I’d limit my riding because I just wanna be able to complete that one day ride. And sometimes I leave those regions thinking, gosh, like I wish I was just riding every single day a little bit less. Yeah. Than putting all my eggs into this one one day.[00:37:08] Amy Davison: Yeah. Yeah. I mean that’s the beauty of, of these vacations is you really can, you really get to sink into a region and see and ride day after day after day.
It’s kind of[00:37:20] Craig Dalton: hard to go. . Yeah, yeah, totally. After that. Totally. Yeah. There’s something to be said for having nothing to do, but ride all day and pretty much have the logistics all taken care of for you. Mm-hmm. . [00:37:34] Amy Davison: Yeah, I mean, I hear that from, from my friends. It’s, it’s truly what I love to do and my free time as well.
So now that I live in a place that is full of gravel, I. We have people visiting and we go out for, for four days, and it’s, for me, it’s the best vacation I’ve ever had. And for them, they feel like they’re on a TR trail trip, so.[00:37:58] Craig Dalton: It’s, uh, I bet that’s really fun. You bet. You better watch out. You may have some listeners knocking at your door wanting a person to turn

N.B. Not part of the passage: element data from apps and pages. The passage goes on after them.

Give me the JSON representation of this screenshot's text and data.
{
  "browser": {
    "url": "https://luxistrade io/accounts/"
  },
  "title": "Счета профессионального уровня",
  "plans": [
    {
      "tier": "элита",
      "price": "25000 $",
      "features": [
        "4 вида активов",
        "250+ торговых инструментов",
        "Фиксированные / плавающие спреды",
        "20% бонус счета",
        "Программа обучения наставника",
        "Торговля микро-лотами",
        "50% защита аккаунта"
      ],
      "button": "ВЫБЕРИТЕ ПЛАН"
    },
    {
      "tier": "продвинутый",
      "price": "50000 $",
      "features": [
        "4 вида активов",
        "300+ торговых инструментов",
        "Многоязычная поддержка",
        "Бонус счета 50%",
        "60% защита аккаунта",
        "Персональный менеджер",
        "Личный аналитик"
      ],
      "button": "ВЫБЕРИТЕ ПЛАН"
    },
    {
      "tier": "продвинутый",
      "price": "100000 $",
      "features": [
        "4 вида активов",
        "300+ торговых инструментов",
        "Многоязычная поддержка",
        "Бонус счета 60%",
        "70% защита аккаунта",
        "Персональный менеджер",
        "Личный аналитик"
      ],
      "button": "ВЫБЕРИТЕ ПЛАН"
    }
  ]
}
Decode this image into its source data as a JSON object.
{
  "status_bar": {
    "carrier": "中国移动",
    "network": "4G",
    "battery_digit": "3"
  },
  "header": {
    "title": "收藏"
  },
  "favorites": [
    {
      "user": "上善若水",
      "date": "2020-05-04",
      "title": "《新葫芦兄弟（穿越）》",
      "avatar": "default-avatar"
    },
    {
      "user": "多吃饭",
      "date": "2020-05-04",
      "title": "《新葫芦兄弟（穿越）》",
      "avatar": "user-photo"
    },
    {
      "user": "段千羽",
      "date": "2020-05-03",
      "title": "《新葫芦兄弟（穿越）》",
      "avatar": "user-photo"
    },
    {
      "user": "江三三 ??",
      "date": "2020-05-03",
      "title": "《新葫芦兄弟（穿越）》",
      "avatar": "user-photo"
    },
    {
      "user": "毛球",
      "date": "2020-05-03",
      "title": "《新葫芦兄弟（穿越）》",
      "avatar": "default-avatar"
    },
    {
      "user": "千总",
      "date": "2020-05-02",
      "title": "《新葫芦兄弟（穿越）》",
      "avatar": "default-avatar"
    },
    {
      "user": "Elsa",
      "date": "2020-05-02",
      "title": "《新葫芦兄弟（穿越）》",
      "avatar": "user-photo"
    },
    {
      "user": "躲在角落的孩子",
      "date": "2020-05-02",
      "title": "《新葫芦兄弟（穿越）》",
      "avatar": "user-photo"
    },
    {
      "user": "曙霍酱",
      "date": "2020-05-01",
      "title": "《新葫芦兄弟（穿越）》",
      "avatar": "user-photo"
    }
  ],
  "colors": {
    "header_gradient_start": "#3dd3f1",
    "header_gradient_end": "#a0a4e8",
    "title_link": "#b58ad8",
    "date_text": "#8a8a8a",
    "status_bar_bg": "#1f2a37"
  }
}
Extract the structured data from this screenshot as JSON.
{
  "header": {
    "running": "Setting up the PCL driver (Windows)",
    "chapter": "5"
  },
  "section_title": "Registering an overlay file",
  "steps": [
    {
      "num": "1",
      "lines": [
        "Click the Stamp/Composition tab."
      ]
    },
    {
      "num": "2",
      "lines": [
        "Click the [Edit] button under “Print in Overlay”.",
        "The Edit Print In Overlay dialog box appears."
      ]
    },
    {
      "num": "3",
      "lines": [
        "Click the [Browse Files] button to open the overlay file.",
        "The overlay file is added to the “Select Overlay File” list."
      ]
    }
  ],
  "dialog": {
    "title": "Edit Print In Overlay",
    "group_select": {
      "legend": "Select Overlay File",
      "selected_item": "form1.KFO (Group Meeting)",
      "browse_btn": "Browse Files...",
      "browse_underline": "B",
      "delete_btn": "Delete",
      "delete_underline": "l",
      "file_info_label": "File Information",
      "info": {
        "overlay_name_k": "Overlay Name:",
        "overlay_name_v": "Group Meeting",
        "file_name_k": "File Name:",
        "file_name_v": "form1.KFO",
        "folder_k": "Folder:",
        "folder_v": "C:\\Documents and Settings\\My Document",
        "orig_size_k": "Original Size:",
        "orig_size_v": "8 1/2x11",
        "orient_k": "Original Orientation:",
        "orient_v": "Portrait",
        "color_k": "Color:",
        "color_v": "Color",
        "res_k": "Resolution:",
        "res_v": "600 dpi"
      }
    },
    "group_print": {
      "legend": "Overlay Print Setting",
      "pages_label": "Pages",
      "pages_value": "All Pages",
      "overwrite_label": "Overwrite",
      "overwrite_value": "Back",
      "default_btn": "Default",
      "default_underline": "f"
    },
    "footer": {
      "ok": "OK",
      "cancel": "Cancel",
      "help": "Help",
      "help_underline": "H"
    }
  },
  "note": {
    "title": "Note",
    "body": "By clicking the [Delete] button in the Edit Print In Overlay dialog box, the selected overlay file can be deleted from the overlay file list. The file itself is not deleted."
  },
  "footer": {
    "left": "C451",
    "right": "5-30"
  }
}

Hey,[00:38:06] Amy Davison: bring it on. I, I already have a planned . [00:38:11] Craig Dalton: Thanks again, Amy. I really appreciate the time and I’m excited to revisit this conversation at the end of the year and see how everything goes. Yeah, [00:38:19] Amy Davison: me too. Awesome. Thank you for having us and for bringing attention. Gravel travel. Hopefully it’s just gonna keep growing and I look forward to doing more myself discovering more destinations. [00:38:33] Craig Dalton: Big, thanks to Amy for joining the show today. I’m super excited to hear that Trek travel is doubling down on gravel travel for 2023.
Until next time here’s to finding some dirt under your wheels.